Williams stood confidently in front of a media scrum the day Utah and new offensive coordinator Troy Taylor announced their plan to start Huntley, the dynamic sophomore.

“I just got to be ready when my name is called,” he said.

That time, it appears, has come.

Williams was summoned two weeks ago, just four games into the season, on a hot night in the Arizona desert.

When Huntley was tackled to the ground, it immediately was clear something wasn’t right. The dynamic quarterback rolled over and tried to grab at his right shoulder. In pain, he slowly walked off the turf inside Arizona Stadium.

“We have two starting quarterbacks, if you really ask me,” Carrington said.

Making the most of time left

The sword, Kaub said, was taken out of Williams’ right hand. That is the sting that Williams never will stop feeling. Williams played much of last season on a sprained MCL in his knee. Kaub is quick to remind those who may have forgotten that until last week, the only quarterback to orchestrate a win against Sam Darnold and USC was Williams and Utah.

“I felt like Troy had done enough to earn the right to lose the job on the field,” Kaub said.

Gifford Lindheim, who coached Williams at Santa Monica College after transferring from the University of Washington, agreed.

“You replace him and that raises eyebrows all the way around,” he said. “I think that anybody who knows Troy, anybody who‘s been a teammate of Troy, anybody who’s coached Troy understands this guy isn’t just a regular guy and regular quarterback. This guy is a winner.”

Leah Hogsten | The Salt Lake Tribune Utah Utes quarterback Troy Williams (3) celebrates Utah Utes tight end Evan Moeai's (18) touchdown. University of Washington Huskies defeated University of Utah Utes 31-24 at Rice-Eccles Stadium, Saturday, October 29, 2016.
Leah Hogsten | The Salt Lake Tribune Utah Utes quarterback Troy Williams (3) celebrates Utah Utes tight end Evan Moeai's (18) touchdown. University of Washington Huskies defeated University of Utah Utes 31-24 at Rice-Eccles Stadium, Saturday, October 29, 2016.

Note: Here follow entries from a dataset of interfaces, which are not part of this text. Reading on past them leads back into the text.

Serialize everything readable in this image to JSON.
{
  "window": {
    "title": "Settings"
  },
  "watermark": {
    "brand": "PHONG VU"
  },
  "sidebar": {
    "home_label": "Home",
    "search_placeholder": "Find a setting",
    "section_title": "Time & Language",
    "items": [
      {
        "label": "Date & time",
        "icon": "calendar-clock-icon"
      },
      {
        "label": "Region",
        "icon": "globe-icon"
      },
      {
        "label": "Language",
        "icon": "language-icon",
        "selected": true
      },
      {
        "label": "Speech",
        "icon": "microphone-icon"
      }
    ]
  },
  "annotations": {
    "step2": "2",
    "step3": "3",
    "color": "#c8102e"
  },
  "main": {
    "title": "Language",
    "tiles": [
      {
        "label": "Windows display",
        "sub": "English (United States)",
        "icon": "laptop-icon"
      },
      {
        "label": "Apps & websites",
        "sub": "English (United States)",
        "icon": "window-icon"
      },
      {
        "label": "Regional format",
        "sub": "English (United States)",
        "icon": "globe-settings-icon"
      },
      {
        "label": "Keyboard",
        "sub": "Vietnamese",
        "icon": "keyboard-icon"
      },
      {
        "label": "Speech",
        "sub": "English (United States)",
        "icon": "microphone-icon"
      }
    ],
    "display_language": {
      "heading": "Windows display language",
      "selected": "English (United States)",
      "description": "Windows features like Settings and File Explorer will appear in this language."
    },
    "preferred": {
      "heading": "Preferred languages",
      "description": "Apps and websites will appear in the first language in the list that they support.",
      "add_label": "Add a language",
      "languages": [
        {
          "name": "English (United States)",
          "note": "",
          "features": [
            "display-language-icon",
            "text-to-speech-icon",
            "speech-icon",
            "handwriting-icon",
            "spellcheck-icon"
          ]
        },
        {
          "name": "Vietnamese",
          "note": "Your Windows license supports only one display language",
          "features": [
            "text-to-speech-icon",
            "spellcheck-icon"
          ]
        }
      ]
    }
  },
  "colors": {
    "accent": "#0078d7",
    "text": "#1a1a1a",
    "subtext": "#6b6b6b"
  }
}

Manuel Douglas, Williams’ high school coach at Narbonne High in Harbor City, Calif., was angered, telling The L.A. Times that Utah recruiters would be met with skepticism the next time they came around to look at a prospect.

Finding himself somewhat in flux isn’t new to Williams.

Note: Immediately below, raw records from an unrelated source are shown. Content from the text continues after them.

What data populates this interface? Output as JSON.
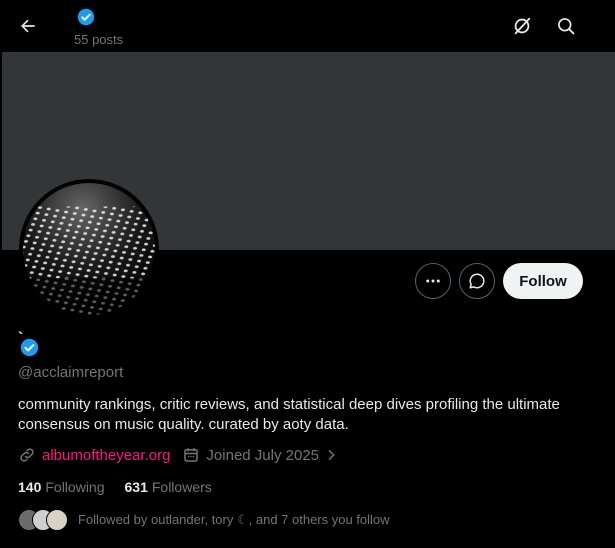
{
  "header": {
    "post_count": "55 posts"
  },
  "profile": {
    "display_name": "`",
    "handle": "@acclaimreport",
    "bio": "community rankings, critic reviews, and statistical deep dives profiling the ultimate consensus on music quality. curated by aoty data.",
    "website": "albumoftheyear.org",
    "joined": "Joined July 2025",
    "following_count": "140",
    "following_label": "Following",
    "followers_count": "631",
    "followers_label": "Followers",
    "followed_by": "Followed by outlander, tory ☾, and 7 others you follow"
  },
  "actions": {
    "follow_label": "Follow"
  },
  "colors": {
    "verified_blue": "#1d9bf0",
    "link_pink": "#f91880",
    "banner": "#333639"
  },
  "icons": [
    "back-arrow-icon",
    "verified-badge-icon",
    "grok-icon",
    "search-icon",
    "more-icon",
    "message-icon",
    "link-icon",
    "calendar-icon",
    "chevron-right-icon"
  ]
}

Williams left Washington on fractured terms in 2014, moving on from a program where he didn’t feel like he was wanted or shown respect. The clock is against him, with little more than three months left in college career.

“I don’t really think that’s your mindset going into the season to be a backup, but it helped me be a pro, just accepting your role and trying to be patient and be ready when your name is called,” Williams said. “I feel like that’s what it’s all about.”

Sticking around

“Nope,” Williams said bluntly.

He never thought about leaving or pursuing starting options elsewhere after learning Huntley would be QB1. The “C” on his chest represents too much, he said. He’s adapted to lead in ways not all team captains must. Before Huntley’s injury, Williams was reading coverages all over the field, whispering opponents’ tendencies to the young Utah quarterback.

“I’ve been here, they accepted me here when I first got here, so I just have to continue to be a good teammate and good captain and be a leader and continue to support my teammates,” Williams said.

“It wouldn’t be right if I just up and leave after a tough situation,” he added.

“The one thing that was never in doubt,” Kaub said, “the kid wasn’t going to walk.”

Uncertainty clouds the final three months of his college football career. Odds are Williams will return to the sidelines if and when Huntley returns from his unspecified injury. Utah coach Kyle Whittingham said this week “everything is up in the air” when asked about the starting quarterback position.

“If Troy’s the guy, great,” Whittingham said. “We’re not really overly concerned because we know whoever the guys is is going to get it done.”

Williams was pressed continually this week if he already knew he would start and when exactly he found out. “I have no idea,” he repeated. Facing Stanford, even if it’s just one start, is an opportunity to prove that the decision — like he said in late August — didn’t break him.

“I feel like the situation that I’m in was put upon me for a reason,” he said.

What reason exactly might show itself Saturday night against the Cardinal.